PT: The due process has to follow the process of advertising, to invite prospective bidders; shortlisting of bidders; submission and opening of technical and commercial bids, and all that.
RABANA: Forget about that. It is not for us. The call for applications was done and companies in the oil industry with proven capacity and ability were invited. You cannot just jump into an oil field and begin to lift crude oil. The processes must be followed.
As far as we are concerned, this is not the point in dispute. It has nothing to do with due process. The dispute is about failure to remit what is due to the federal government as at when due. Nobody is talking about due process. If anyone is talking about due process, then the person should go to NNPC, NPDC.
They are the people who set the machinery in motion and all the correspondences are there to show that strategic alliance agreements were duly signed and executed by the appropriate authorities of the two companies.
For me, let Nigerians not be deceived when they talk about due process. Those in the oil industry know it is practically impossible for one to bring a ship and begin to load crude oil without agreements, even up to the vessels; their destination and the quantum of crude oil approved for lifting. They are all recorded.
So, I don't know what due process we will be talking about again where a minister signed, along with Group Managing Director of NNPC.
PT: How did the breaches alleged in the case come about?
RABANA: These are issues with documented evidence. But because the matter is in court now, we cannot begin to go into the merits and otherwise. But the key issue is that Atlantic Energy had a valid contract, well documented. And at every point in time, when there is a dispute as to how much is to be remitted to the Federal Government, they should sit down and try to reconcile all the figures and come out with what all the parties can see as the quantum of liftings and the outstanding cash calls to be paid.
It is called cash call because the company will remit, lift crude oil and pay for all the services and whatever is left out of it is the sharing formula between the company and the federal government.
But, these things don't fall in place automatically, such that one lifts crude oil in March and at the end of March, the company must pay. There is always roll overs and spill overs that require the company to keep working.
At times, some of these figures have generated controversies, because all the sides will claim different figures as correct. But, what is the consensus that there is a breach arising from not remitting as at when due.

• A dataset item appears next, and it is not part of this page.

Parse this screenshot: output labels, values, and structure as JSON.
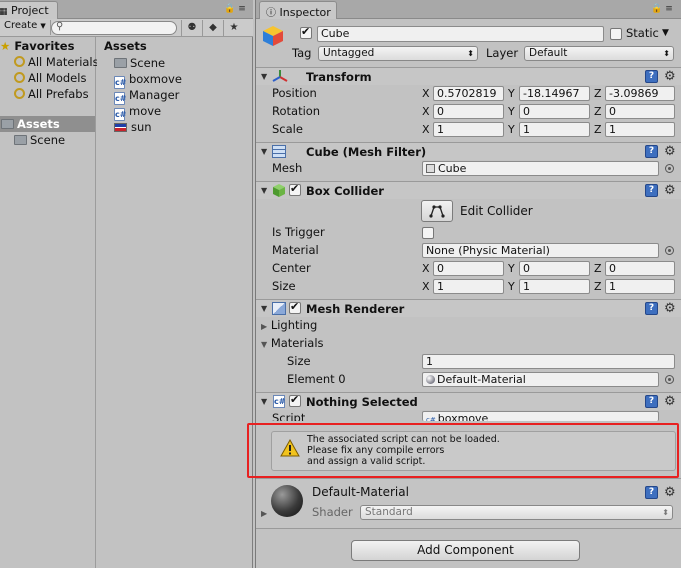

The company agrees that it breached those terms, by not remitting at when due. But give us time to do that. We are bringing in more investors that will inject more foreign components into the business. It was in the intervening period that the Economic and Financial Crimes Commission, EFCC, came in to say they were investigating alleged diversion of federal government monies.
PT: Who took the case to the EFCC? Was it the Minister?
RABANA: From records, an NGO wrote about unwholesome activities in the petroleum industry, which was basically targeted at the then minister. And the minister wrote to invite the EFCC to investigate any wrongdoing. But, every transaction related to the crude oil lifting is a commercial transaction that was well documented. The documents were signed by the minister.
But the moment people hear that billions of federal government money has not be paid, the general impression is that it has been diverted or stolen. But it is not physical money, but paper money that at the end of a given period, will translate into real cash. It is not that Atlantic Energy went and took money from NPDC. But they lifted the crude oil and provided services, and at the end of the day the records are reconciled.
From records I have seen, it was a matter that required a little more of patience and look at the intricacies and options of when to pay off the accumulated cash call.